Hurricanes: Dean Trevelino’s Story

by Paul Konrardy

In September 2004, Dean Trevelino and his family lost their home in Atlanta, GA to Hurricanes Ivan and Jeanne. Here is his story:

The Rising Waters

My wife, son (who was four at the time) and I were in our home in Atlanta, a mid-century modern, one-level classic modern ranch, written up in Atlanta in the 50s as the first all plywood home in the city … sensible modern they called it. Hurricane Ivan was the fourth in a series of hurricanes that year that ultimately raised the levels of the creeks so high that the neighboring creek rose and consumed our entire property.

We were in the home when the water rose around us. Within minutes our pool was lost to muddy, sewage-ridden black water; then it was in the home and rising quickly. I can still see my son on the bed as the water rose around him. I grabbed my son, wife and laptops, and opened the front door to what appeared to be a rush of the nastiest water we had ever seen, making its way into our perfectly white modern home.

We left two cars in the garage including a 57 Speedster. I took my family to a nearby hotel and came back to try to salvage the cars. By that time, the home was completely engulfed by three feet and eventually four feet of water. The fire department would not let us in to retrieve anything.

Filing A Claim

The insurance process is brutal and unforgiving. Here are a few tips to make it a little easier:

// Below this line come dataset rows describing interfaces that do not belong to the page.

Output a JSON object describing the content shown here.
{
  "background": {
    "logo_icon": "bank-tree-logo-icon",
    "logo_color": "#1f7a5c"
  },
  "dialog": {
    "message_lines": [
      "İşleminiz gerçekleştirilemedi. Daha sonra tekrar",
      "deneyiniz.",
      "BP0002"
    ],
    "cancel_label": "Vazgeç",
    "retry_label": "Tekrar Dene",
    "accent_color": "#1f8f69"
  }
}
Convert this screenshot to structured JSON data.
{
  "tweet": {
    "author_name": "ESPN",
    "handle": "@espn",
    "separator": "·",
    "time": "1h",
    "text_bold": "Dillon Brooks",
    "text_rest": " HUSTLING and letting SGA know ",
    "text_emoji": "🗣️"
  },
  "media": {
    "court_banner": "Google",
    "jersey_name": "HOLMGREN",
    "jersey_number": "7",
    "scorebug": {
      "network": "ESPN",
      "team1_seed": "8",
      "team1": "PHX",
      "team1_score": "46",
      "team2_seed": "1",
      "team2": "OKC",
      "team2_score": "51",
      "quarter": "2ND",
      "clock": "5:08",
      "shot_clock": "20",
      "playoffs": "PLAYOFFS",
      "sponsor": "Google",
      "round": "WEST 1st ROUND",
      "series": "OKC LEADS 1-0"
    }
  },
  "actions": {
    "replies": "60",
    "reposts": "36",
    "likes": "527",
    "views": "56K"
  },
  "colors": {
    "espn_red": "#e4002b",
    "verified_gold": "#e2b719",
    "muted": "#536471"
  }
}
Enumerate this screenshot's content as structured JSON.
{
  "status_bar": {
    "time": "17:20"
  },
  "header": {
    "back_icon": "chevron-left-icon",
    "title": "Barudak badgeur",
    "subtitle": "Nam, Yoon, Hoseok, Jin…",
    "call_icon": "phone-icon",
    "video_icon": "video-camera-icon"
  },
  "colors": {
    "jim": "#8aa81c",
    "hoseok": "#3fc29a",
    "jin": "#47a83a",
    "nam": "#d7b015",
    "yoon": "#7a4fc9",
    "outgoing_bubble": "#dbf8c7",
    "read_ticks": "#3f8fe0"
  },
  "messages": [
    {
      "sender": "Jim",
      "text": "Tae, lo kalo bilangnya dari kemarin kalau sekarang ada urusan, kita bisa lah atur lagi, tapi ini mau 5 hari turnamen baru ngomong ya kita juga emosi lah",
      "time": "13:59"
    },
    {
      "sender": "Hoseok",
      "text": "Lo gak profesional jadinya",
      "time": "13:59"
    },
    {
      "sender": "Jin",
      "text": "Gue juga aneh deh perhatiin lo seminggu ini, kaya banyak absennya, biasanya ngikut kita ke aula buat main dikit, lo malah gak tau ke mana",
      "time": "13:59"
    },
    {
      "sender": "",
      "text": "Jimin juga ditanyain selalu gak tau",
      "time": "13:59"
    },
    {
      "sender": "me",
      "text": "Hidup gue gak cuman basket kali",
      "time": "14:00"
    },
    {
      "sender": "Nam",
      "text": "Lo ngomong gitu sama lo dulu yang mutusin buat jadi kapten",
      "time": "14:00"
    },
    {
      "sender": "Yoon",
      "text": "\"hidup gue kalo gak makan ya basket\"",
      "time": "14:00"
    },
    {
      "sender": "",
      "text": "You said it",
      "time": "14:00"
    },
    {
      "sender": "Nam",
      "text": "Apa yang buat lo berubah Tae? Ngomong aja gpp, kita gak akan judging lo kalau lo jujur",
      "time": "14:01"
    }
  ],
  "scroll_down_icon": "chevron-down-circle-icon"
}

  1. Hire a loss consultant if your insurance agency is not engaged (meaning they send a consultant versus an employee). That’s a strategy they take to distance themselves from direct contact with the insured.
  2. Be wary of restoration companies who make their away around hurricane-hit neighborhoods the day after to convince you they need to come in and begin to dry out your home, otherwise you won’t receive any insurance. We spent approximately $25,000 in 10 days trying to save our home only to be hit by Hurricane Jeanne 11 days later. That money is lost forever unless you can convince an insurance company they need to acknowledge claims on two hurricanes. We couldn’t despite an aggressive stance.
  3. Be as aggressive as you can with everyone – FEMA, insurance, city and state officials. It’s like the wild wild west and no one is playing by the rules, so you need to get in people’s faces. At the end of the day, no insurance rep, city official or the like wants to go home at the end of the day knowing that if they don’t resolve your situation, they will be forced to deal with you the next day and the day after and the day after that.

Recording The Details

In today’s environment with technology, documenting is relatively easy:

  1. Shoot digital images of everything. Create a simple website and load it all so that your insurance company, FEMA and city officials can source it easily. It doesn’t have to be pretty.
  2. Develop a spreadsheet of all your losses, estimating purchase date, price and current value. Prepare it room by room as a means of recalling everything.
  3. Hold onto all of that documentation because you will need to source it for tax purposes when claiming losses.

Lessons Learned

Since Hurricane Ivan and Jeanne, we’ve put the following methods into practice:

  1. We rebuilt our home nine feet off the ground and built it with concrete.
  2. We have an evacuation plan that will minimize the damage to our home and possessions.
  3. We have found an insurance company we believe is accountable, having had frank conversations about potential scenarios and understanding, most important, that they will send a company representative to your home, not a consultant.
  4. Learn about the building codes, especially if you are in a flood zone, and you’ll need a builder who either understands the codes or is willing to learn them quickly. I went down to the city and did battle with the inspectors and permitting office. I finished my home in 14 months following the hurricane, seven to navigate insurance, FEMA and the city and seven to construct.

The home across from me, now 44 months later, is still under construction because the investor and builder did not understand rebuilding in a floodplain. Assuming you don’t live in a floodplain and are rebuilding, I think you need to find a builder who is sympathetic to your situation, who will work with you on budget and realize speed is critical as you live and spend money in temporary housing.

For More Information

Visit our Hurricane section for tips to help you prepare for a hurricane and recover afterward.

Read 4 Things to Know About Creating a Home Inventory List to guide you through the inventory process before a disaster happens. (Download Sample Home Inventory Lists here.)

Read 4 Tips for Filing an Insurance Claim for tips for dealing with your insurance company.

Read 8 Items to Pack in Your Home’s Grab-and-Go Kit in case you have to evacuate your home.

Photo Credit: Pexels

Related Posts